I had quite a few jersey remnants and I decided that I could put some combinations together to create some new t-shirts. I decided to take a look for t-shirt patterns that used colour-blocking in different ways. I then got totally obsessed looking at different t-shirt patterns and colour-blocking inspiration.
Here is the colour-block t-shirts spreadsheet with the list of patterns. They are arranged, in alphabetical order, by pattern company.
I have also tried to stick to those patterns that are more suited to t-shirts rather than sweatshirts. There are lots of raglan-sleeved t-shirt patterns, which are good for colour-blocking as you can make the sleeves in one colour and the body in another. I probably haven’t included them all here as there are so many.
Apart from the raglan sleeves, there are a few, like the Ensis Tee where the colour-blocking uses different fabrics on the top half and botton half of the t-shirt. There are also some different ideas with side inserts or triangular blocks, which look interesting, like the Geodesic Top.
Of course, it is possible to go completely wild and do your own colour-blocking, so I looked at RTW t-shirts too for inspiration and saved the most interesting designs onto a mood board on Pinterest.
I also found some good tutorials for making your own colour-blocked design. This tutorial shows how to colour-block with the Sweet Tee from Patterns for Pirates to create a contrast yoke and upper sleeves. There is also a colour-block hack for the Hemlock t-shirt, which is a free t-shirt from Grainline Studio. This video from Angela Wolf, uses some unusual style lines and doesn’t specify a particular t-shirt pattern as the starting point.
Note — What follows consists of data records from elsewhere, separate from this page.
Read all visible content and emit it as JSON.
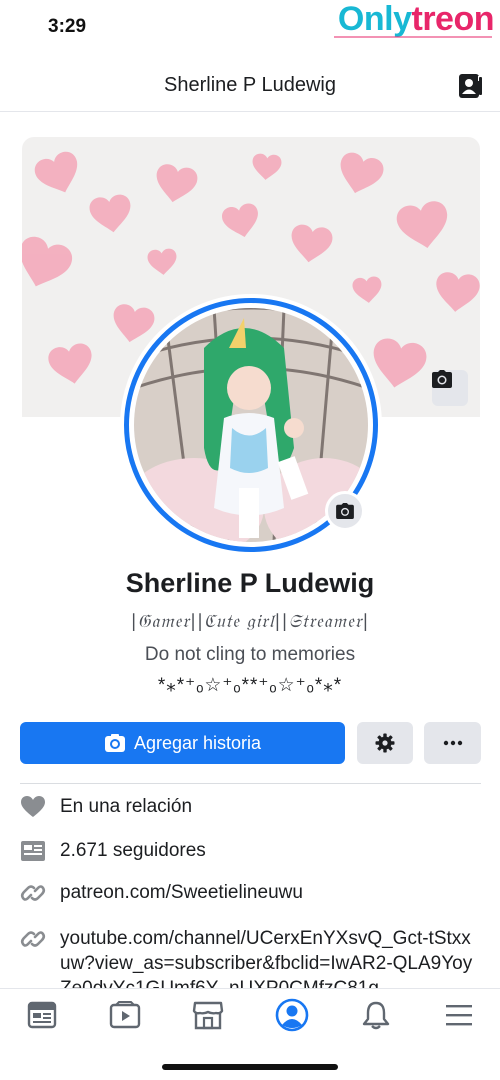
{
  "status_bar": {
    "time": "3:29"
  },
  "watermark": {
    "part_a": "Only",
    "part_b": "treon"
  },
  "header": {
    "title": "Sherline P Ludewig"
  },
  "profile": {
    "name": "Sherline P Ludewig",
    "bio_line_1": "|𝔊𝔞𝔪𝔢𝔯||ℭ𝔲𝔱𝔢 𝔤𝔦𝔯𝔩||𝔖𝔱𝔯𝔢𝔞𝔪𝔢𝔯|",
    "bio_line_2": "Do not cling to memories",
    "bio_line_3": "*⁎*⁺ₒ☆⁺ₒ**⁺ₒ☆⁺ₒ*⁎*"
  },
  "actions": {
    "add_story_label": "Agregar historia"
  },
  "info": {
    "relationship": "En una relación",
    "followers": "2.671 seguidores",
    "patreon_link": "patreon.com/Sweetielineuwu",
    "youtube_link": "youtube.com/channel/UCerxEnYXsvQ_Gct-tStxxuw?view_as=subscriber&fbclid=IwAR2-QLA9YoyZe0dvYc1GUmf6Y_nUXP0CMfzC81g"
  },
  "tabs": [
    "news-feed",
    "watch",
    "marketplace",
    "profile",
    "notifications",
    "menu"
  ],
  "colors": {
    "accent": "#1877f2",
    "button_gray": "#e4e6eb",
    "heart_pink": "#f4a6b8"
  }
}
I already had the Ensis Tee from Papercut Patterns as a PDF pattern in my stash, so this was the first colour-blocked t-shirt I tried.
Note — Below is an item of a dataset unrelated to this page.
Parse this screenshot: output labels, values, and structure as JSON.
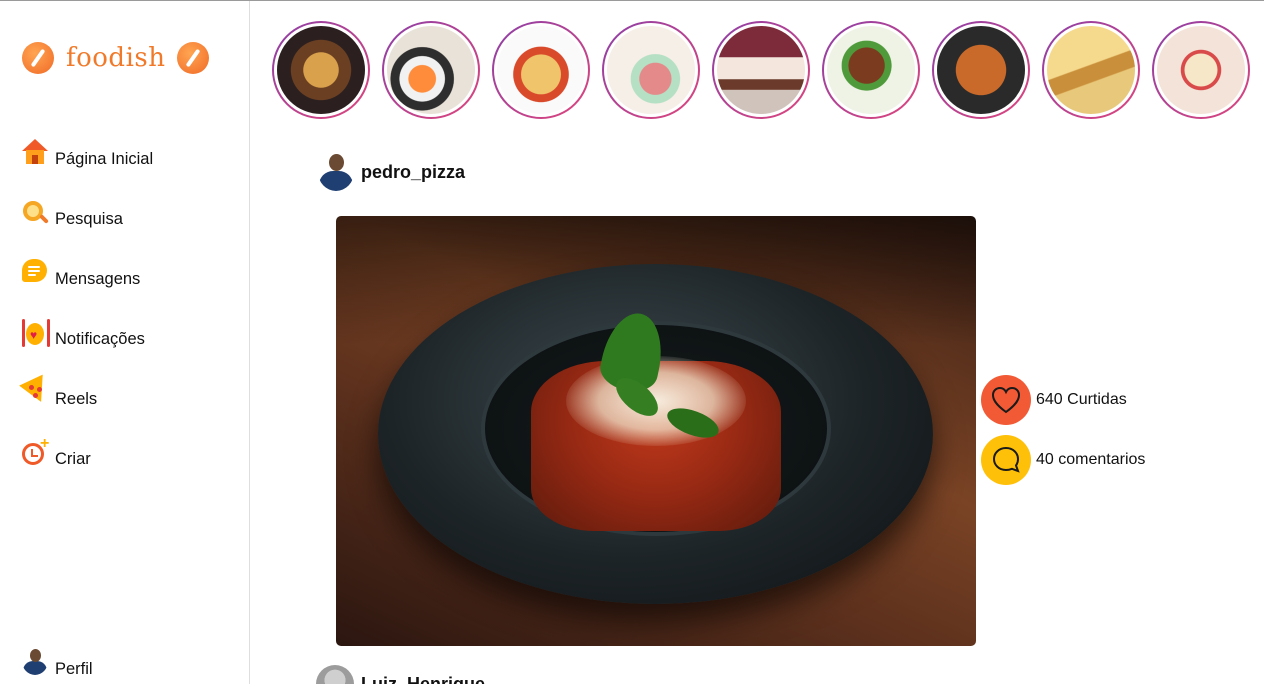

I used some plain white jersey for the upper half and a remnant of this berry red-white striped jersey for the lower half. As I had limited fabric, it is short-sleeved,rather than long-sleeved as per the pattern. And sadly, I couldn’t cut the lower back all as one piece, so it has got a centre back seam. I think this is an acceptable compromise rather than using another fabric. I don’t think the back seam is particularly noticeable as I pattern-matched it very carefully.
The pattern is a very simple t-shirt, but I was particularly happy with the shape and fit. I made no adjustments to the sizing and used the my size (XS) as drafted. The t-shirt skims the body rather flatteringly I think. It is tighter around the bust and shoulder, but less figure-hugging around the waist and hips. I have seen a few versions of this t-shirt before and noticed the combination of a striped fabric with a plain fabric has been made many times, it works well.
When I finally got my machine working again, I finished the hems and top-stitched the neckline.
I accomplished a particularly pressing objective with this project. Firstly, I have used up some fabric scraps. I have found over the last couple of years the remnants pile has become overwhelming. Secondly, I have found lots of inspiration to help me eliminate more fabric scraps. A win all round, I reckon!
September 25, 2020 at 8:59 pm
This is gorgeous!